Street sand and salt have become hot commodities in New Hyde Park, even after Governor Andrew Cuomo announced an extra 400 tons would be sent to Long Island to combat future snowstorms. New York has used 46,000 tons of salt less than two months in 2014, according to New York State officials. The state on average, uses 30,000 tons per year.

 

New Hyde Park Village officials held a conference call with the state on Tuesday, Feb. 4, discussing the release of additional street sand and salt to local municipalities. The village has used more than 800 tons since the first major storm in December.

 

Prior to the storm waves, New Hyde Park had 560 tons of salt and sand on hand, which has been depleted.

 

New Hyde Park has used 117.68 tons of salt and 122.70 tons of sand over the last three snowstorms on 47 lane miles of roadway, dating back to Christmas Eve.

 

“The logistics of [the state delivery], who’s going to get it; there’s a lot of questions,” said Mayor Robert Lofaro. “The supply of sand and salt on hand has dwindled down to low levels.
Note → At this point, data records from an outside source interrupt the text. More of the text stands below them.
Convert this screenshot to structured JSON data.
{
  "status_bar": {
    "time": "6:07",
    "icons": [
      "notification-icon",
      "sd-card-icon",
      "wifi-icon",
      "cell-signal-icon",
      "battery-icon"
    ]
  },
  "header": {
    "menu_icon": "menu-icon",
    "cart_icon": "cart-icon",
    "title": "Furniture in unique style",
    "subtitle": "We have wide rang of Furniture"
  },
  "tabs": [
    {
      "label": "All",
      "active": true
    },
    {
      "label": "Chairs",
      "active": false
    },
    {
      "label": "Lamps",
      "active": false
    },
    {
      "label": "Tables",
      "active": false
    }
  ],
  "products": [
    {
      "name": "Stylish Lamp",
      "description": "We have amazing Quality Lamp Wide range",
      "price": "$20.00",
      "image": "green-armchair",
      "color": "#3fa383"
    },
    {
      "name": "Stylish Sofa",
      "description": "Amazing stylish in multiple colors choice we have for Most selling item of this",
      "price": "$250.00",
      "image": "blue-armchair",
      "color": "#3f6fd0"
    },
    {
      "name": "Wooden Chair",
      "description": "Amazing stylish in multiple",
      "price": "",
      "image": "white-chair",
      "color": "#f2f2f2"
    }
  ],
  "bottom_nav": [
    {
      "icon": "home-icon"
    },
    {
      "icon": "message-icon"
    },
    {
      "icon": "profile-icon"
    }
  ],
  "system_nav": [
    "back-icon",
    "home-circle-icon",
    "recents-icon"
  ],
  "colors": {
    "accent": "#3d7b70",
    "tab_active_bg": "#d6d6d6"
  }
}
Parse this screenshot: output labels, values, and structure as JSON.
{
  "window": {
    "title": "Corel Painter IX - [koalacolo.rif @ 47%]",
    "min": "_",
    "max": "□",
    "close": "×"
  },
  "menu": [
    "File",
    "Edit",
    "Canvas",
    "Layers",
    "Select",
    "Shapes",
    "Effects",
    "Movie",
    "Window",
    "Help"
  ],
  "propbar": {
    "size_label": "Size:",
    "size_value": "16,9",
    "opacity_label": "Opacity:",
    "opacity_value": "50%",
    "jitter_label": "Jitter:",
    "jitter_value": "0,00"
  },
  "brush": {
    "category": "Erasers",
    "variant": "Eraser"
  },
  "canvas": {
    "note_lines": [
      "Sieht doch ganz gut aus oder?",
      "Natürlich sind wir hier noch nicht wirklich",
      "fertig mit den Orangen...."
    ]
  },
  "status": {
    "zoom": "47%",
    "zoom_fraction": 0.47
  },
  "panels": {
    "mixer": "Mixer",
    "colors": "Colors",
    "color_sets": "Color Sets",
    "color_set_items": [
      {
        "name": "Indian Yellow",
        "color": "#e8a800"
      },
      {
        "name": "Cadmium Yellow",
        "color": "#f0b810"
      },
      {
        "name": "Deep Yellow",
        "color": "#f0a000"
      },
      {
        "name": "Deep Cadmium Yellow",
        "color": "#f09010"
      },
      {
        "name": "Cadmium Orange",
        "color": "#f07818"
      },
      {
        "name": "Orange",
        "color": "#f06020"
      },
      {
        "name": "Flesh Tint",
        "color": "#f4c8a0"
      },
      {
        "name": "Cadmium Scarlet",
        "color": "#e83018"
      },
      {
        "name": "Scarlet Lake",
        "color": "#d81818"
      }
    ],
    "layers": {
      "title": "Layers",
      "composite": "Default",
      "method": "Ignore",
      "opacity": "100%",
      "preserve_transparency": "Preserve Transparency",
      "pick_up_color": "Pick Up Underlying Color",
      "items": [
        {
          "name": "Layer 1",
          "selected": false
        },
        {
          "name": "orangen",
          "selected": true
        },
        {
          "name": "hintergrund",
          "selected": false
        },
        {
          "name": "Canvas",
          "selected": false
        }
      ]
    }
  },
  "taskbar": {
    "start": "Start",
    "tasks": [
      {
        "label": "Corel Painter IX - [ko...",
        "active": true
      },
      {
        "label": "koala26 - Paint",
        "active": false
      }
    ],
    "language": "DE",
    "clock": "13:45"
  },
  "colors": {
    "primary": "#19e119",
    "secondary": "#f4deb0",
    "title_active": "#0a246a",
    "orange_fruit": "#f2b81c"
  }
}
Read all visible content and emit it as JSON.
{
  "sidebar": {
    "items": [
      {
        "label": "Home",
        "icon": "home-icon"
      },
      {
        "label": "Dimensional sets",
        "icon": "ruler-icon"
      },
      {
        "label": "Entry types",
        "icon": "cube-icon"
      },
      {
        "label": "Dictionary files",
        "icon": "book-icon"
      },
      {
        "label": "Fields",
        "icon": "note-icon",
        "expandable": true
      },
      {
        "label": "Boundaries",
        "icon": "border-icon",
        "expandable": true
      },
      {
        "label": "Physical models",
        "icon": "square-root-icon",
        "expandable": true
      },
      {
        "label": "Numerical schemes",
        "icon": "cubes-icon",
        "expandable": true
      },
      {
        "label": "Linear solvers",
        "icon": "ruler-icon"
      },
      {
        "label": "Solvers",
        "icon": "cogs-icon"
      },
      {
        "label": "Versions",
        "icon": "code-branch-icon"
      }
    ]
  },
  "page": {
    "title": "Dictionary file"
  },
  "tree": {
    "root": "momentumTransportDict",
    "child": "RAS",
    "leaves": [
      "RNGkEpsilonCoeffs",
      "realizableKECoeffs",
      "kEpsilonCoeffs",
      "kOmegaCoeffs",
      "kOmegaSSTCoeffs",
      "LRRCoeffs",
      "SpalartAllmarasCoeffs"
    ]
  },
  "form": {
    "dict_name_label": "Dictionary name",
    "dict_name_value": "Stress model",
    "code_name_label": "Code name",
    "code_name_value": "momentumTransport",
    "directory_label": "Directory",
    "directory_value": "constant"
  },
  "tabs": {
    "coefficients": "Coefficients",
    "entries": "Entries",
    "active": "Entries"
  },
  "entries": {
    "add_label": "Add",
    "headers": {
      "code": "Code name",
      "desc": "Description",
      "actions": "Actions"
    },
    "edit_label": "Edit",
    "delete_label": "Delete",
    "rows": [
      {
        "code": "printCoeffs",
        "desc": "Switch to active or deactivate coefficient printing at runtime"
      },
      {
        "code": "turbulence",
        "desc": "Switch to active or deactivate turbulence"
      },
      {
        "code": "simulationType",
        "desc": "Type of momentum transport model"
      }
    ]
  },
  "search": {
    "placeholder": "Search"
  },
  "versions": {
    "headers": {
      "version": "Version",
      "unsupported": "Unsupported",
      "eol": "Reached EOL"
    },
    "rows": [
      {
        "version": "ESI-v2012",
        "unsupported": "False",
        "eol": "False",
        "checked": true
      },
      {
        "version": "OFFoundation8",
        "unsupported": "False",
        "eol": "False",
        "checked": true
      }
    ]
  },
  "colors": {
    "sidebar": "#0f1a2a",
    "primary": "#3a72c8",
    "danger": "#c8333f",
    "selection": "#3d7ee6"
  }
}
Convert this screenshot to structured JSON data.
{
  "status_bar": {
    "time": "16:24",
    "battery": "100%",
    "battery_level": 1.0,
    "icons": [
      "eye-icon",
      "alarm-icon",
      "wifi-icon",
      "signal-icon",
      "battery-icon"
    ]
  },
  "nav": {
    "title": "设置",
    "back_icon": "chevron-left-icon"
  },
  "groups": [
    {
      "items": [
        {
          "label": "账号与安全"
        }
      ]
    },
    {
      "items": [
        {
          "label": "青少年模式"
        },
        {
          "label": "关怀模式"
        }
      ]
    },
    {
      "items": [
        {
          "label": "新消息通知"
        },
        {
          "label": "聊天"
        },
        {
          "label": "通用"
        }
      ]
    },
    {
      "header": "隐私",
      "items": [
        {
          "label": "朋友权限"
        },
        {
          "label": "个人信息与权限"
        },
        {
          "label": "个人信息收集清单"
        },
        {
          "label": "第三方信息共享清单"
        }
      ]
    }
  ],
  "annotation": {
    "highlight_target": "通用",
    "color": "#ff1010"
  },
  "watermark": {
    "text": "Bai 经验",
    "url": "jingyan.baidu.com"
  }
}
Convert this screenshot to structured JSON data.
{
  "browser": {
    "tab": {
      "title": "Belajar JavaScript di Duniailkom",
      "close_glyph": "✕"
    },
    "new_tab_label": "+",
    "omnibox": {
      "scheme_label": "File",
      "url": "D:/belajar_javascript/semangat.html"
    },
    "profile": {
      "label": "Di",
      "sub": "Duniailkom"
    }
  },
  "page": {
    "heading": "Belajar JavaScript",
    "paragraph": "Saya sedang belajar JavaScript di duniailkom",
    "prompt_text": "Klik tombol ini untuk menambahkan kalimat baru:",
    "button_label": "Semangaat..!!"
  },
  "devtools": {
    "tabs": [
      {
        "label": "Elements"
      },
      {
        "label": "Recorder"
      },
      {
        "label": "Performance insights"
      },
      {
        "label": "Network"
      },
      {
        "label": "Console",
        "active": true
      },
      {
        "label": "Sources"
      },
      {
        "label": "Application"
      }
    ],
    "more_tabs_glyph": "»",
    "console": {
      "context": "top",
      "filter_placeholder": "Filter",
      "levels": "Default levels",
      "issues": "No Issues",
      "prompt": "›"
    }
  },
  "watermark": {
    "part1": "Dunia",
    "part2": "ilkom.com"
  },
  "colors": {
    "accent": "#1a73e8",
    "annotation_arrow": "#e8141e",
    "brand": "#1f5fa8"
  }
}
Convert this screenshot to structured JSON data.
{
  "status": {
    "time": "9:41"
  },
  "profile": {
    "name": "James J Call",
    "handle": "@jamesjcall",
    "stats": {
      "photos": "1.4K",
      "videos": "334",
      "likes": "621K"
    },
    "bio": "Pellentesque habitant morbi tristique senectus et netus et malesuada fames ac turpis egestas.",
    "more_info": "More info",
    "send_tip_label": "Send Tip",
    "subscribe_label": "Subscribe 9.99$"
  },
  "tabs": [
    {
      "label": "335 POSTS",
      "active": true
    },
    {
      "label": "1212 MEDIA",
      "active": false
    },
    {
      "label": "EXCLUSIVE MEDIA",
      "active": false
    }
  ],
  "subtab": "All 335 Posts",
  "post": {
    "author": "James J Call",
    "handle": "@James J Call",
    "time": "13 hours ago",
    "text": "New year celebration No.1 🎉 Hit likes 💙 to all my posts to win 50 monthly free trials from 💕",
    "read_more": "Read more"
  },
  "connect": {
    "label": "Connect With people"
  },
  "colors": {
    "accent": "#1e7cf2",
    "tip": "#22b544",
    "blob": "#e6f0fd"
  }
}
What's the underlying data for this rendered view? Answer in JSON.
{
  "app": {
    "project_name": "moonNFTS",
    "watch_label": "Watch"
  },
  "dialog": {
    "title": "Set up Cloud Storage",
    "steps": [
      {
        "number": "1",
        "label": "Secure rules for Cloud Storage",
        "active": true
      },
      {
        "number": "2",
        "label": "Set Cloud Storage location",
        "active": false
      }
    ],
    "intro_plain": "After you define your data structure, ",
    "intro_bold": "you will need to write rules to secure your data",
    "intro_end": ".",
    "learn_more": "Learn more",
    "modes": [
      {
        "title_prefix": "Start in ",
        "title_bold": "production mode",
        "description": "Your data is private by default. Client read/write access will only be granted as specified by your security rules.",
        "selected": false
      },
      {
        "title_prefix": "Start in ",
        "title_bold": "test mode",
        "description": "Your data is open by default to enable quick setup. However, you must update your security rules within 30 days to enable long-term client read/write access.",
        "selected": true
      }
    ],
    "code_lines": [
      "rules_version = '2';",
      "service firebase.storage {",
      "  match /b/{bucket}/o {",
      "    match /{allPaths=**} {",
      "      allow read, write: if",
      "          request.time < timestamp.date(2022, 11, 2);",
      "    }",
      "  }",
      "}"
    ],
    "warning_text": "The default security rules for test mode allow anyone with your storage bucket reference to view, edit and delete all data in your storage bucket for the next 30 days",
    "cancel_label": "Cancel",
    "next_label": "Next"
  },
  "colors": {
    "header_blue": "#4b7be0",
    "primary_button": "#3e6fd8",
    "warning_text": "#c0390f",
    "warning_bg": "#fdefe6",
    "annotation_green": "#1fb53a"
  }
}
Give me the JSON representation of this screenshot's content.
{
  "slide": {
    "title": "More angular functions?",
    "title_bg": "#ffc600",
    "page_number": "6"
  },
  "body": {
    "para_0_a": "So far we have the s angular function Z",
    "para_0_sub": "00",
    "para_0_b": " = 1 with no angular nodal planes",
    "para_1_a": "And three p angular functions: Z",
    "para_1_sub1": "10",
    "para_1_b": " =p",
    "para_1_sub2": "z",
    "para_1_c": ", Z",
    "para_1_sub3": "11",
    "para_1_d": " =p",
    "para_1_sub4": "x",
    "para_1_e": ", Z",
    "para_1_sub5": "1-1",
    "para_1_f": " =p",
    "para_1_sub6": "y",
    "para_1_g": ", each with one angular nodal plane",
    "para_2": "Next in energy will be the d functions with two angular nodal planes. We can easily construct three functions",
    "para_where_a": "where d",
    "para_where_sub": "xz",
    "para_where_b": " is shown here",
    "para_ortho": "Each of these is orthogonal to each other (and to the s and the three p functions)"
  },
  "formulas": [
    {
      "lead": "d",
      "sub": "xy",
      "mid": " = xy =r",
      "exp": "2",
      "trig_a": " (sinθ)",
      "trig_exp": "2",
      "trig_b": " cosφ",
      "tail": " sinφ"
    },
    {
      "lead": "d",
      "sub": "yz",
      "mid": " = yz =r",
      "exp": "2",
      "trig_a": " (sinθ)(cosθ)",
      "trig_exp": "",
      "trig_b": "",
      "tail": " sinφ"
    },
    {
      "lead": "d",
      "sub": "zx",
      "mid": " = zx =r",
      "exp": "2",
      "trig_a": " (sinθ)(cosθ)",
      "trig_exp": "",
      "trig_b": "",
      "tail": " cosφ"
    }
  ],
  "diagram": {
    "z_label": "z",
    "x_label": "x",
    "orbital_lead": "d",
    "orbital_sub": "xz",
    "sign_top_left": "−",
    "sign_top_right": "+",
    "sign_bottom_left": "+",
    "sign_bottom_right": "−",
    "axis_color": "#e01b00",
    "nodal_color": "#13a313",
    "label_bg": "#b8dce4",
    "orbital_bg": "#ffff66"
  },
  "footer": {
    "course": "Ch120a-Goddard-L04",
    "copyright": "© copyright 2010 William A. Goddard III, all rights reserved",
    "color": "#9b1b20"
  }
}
It seems like every other day, we have another winter event." “I appreciate the work the department of public works is doing and the residents that clear their sidewalks.”

 

Public Works Superintendent Tom Gannon said New Hyde Park has between 20 and 30 tons of sand and salt left. The village pays $55.55 per ton of salt and $14.48 per ton to Atlantic Salt, a Staten Island-based company.

 

“We’ve used a lot this winter,” Gannon stated. “One ton of salt is one-yard of salt, 2,700 pounds of sand is one-yard of sand.”

 

The village is hoping to get more salt and sand to finish the winter with a solid supply and avoid shortages. However, Lofaro said New Hyde Park is just above the safe-zone.

 

“We’re hoping to get more deliveries,” said Lofaro. “We’re probably in better situations than most and those that need help should get it. It’s been a tough winter.”

 

Gannon said if the temperature is above 32 degrees, salt and plowing should clear roads effectively. Any lower and freezing should occur.

 

“I stick with the 50/50 mix because while the salt will melt the snow, the sand will always give you traction even if you don’t hit pavement,” Gannon stated. “If you use straight salt and don’t have the right temperature, it’ll still get icy.”